Good morning,

USD: What the boss wants

Following a week of dollar falls driven by US trade policy announcements, the dollar bounced back slightly overnight after comments from President Trump. Donald Trump told the crowd at the Davos: “The dollar is going to get stronger and stronger and ultimately I want to see a strong dollar.”

USD was afforded only a little bit of upside and is back on its heels this morning. Ultimately the path of the dollar is set by the market and not what President Trump nor Secretary Mnuchin want to see from it; we believe Trump is a fan of low interest rates given his real estate background and therefore squaring the circle of strong dollar/low rates leaves us puzzled.

Trade policy is now almost as important to the US dollar as interest rate policy from the Federal Reserve.
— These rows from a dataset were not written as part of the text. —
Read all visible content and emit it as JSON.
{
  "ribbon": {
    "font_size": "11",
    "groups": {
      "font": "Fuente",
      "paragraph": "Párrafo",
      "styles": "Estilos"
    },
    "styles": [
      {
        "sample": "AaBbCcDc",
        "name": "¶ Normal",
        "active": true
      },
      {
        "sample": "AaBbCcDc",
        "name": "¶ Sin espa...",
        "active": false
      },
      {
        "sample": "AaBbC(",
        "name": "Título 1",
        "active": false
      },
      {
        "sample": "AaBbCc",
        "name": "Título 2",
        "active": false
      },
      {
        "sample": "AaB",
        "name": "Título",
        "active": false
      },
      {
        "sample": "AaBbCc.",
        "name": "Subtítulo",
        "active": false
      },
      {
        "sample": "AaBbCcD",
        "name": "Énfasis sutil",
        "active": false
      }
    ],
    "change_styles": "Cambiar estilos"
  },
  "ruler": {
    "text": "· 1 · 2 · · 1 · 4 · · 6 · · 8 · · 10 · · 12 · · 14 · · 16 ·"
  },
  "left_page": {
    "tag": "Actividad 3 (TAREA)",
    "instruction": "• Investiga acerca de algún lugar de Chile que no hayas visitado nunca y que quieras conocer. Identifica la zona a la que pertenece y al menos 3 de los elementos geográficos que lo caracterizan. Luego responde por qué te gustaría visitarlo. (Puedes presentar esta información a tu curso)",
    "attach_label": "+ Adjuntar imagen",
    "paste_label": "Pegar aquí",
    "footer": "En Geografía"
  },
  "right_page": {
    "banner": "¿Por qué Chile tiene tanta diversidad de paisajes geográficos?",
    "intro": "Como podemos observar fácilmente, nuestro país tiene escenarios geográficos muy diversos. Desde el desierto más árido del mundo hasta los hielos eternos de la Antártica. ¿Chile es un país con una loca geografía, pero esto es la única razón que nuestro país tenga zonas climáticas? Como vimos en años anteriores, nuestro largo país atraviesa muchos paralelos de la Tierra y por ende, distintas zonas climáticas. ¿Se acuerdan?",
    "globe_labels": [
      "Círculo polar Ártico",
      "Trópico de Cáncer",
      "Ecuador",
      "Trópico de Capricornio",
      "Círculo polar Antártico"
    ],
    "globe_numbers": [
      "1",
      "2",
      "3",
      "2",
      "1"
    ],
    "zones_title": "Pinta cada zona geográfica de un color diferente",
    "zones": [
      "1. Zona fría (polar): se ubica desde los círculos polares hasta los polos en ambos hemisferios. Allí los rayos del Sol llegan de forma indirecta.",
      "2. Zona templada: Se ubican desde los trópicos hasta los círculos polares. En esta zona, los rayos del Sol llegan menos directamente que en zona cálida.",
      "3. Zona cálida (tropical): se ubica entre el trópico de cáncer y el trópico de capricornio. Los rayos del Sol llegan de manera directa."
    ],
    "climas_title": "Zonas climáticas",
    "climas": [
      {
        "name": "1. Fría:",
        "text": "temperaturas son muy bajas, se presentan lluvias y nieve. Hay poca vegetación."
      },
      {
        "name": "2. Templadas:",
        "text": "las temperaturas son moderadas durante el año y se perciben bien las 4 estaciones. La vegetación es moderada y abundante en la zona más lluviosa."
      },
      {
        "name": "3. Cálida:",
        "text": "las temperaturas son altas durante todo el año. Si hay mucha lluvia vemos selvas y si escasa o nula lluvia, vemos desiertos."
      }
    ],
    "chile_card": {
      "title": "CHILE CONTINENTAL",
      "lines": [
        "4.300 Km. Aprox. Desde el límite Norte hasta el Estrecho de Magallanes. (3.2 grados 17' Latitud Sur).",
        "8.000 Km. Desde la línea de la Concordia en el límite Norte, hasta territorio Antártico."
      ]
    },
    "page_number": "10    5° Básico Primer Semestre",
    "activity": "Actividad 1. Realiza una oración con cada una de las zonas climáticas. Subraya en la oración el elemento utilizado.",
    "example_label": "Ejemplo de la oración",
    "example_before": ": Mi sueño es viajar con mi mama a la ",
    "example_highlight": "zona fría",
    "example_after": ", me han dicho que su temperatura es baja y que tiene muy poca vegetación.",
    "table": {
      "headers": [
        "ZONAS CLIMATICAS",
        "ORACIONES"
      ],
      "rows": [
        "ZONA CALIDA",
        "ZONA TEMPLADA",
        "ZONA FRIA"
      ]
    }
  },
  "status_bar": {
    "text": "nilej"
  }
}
Countries that have large trade relations with the US are set to see their currencies remain volatile as a result of concerns over further trade sanctions.

The larger impact in terms of currency volatility would come from the US denoting China, or another Asian exporter, as a currency manipulator in its semi-annual Treasury reports on the matter. In its October report on the FX policies of the United States’ largest trading partners, the US Treasury included China, Japan, Korea, Germany and Switzerland on its monitor list of countries with “unfair” currency practices. India was also noted whilst Taiwan was removed.
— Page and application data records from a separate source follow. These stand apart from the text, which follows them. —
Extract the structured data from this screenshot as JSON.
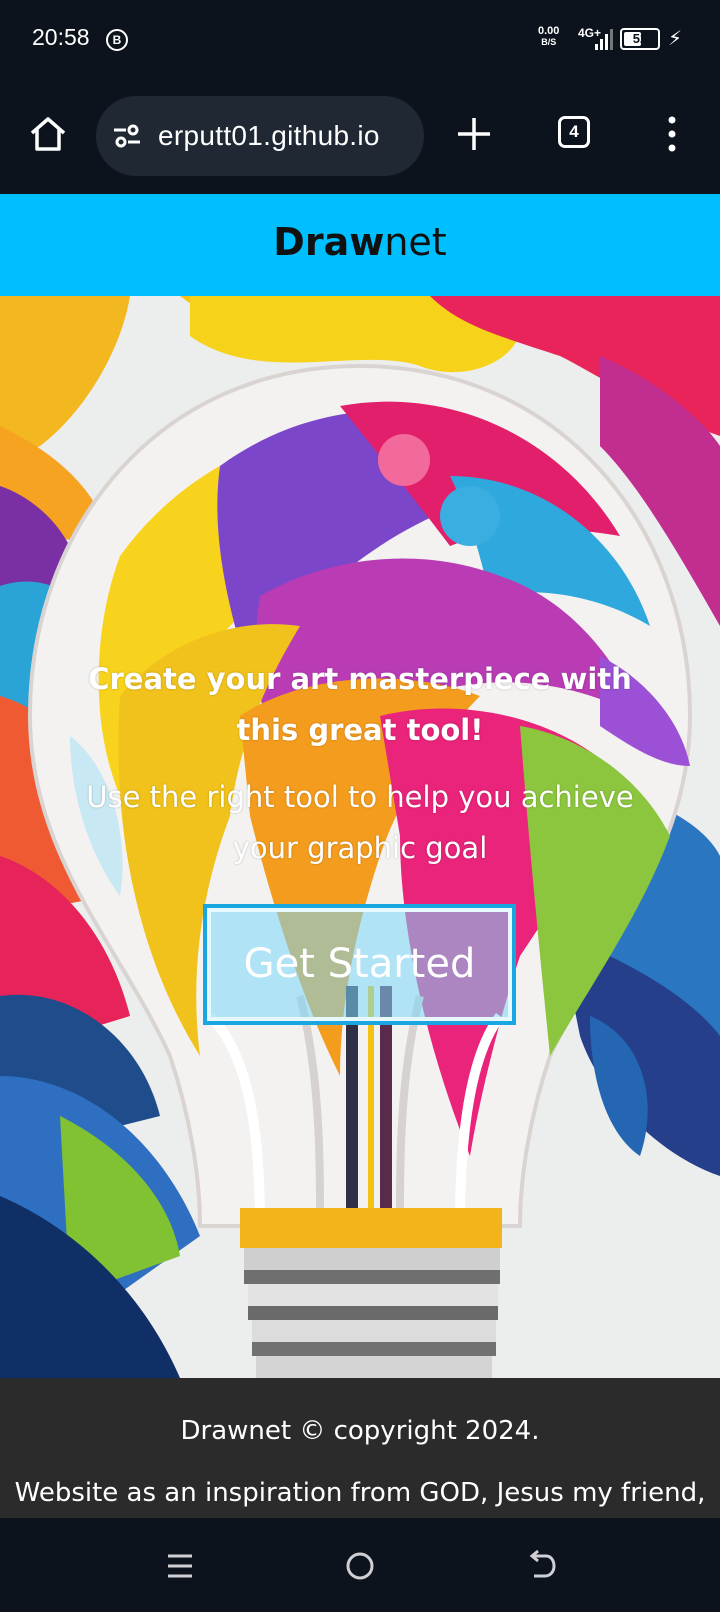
{
  "status_bar": {
    "time": "20:58",
    "notification_badge": "B",
    "net_speed_value": "0.00",
    "net_speed_unit": "B/S",
    "network": "4G+",
    "battery_level": 52,
    "battery_text": "52"
  },
  "browser": {
    "url": "erputt01.github.io",
    "tab_count": "4"
  },
  "site": {
    "brand_bold": "Draw",
    "brand_light": "net",
    "header_color": "#00bfff"
  },
  "hero": {
    "title": "Create your art masterpiece with this great tool!",
    "subtitle": "Use the right tool to help you achieve your graphic goal",
    "cta_label": "Get Started"
  },
  "footer": {
    "copyright": "Drawnet © copyright 2024.",
    "note": "Website as an inspiration from GOD, Jesus my friend,"
  },
  "icons": {
    "home": "home-icon",
    "site_settings": "tune-icon",
    "new_tab": "plus-icon",
    "tabs": "tab-switcher-icon",
    "menu": "more-vert-icon",
    "nav_recents": "menu-lines-icon",
    "nav_home": "circle-icon",
    "nav_back": "back-icon"
  }
}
Any currency that is tagged as being manipulated can, and likely would, have sanctions and tariffs imposed upon it, and these can be done unilaterally by the President without Congressional approval. The next one is due in April.

Trump will address the Davos crowd later today

EUR: Happy for now to let the euro run

The ECB left policy unchanged yesterday but all eyes were on how President Draghi might verbally intervene to forestall the recent strength of the European single currency. Markets were disappointed in his comments that “volatility creates uncertainty” and took EURUSD above 1.25 for the first time in three years.

Other language was also not enough to move traders away from pricing in a more aggressive European Central Bank in the next 12 months than we are comfortable with. How the European data picture evolves will determine who is right.

GBP: GDP due

Mark Carney delivered some bullet point updates yesterday in Davos. Tying in with today’s GDP release at 09:30, Mr Carney said that the UK economy was feeling the short-term effects of Brexit and that GDP was a whole percentage point behind the pre-Brexit indicators. Despite the underlying negative tone, GBPUSD rallied 100 pips and GBPEUR moved higher to 1.15 – 0.8695 in EURGBP terms.

Year on year, the UK economy growth rate is expected to have shrunk from 1.7% to 1.4%, whilst Q4 is expected to hold at 0.4%. This is the first reading of Q4 data and therefore revisions are more than likely.

Philip Hammond’s comments yesterday on soft Brexit were not well received by his Tory peers, claiming that he is missing the whole point of Brexit, and the various opportunities that possibly await. He later rowed back his comments but not before being slapped on the wrist by No.10. Rumours of a leadership contest are rippling round the Westminster village at the moment.

Have a great day and a better weekend

Jeremy Cook, Chief Economist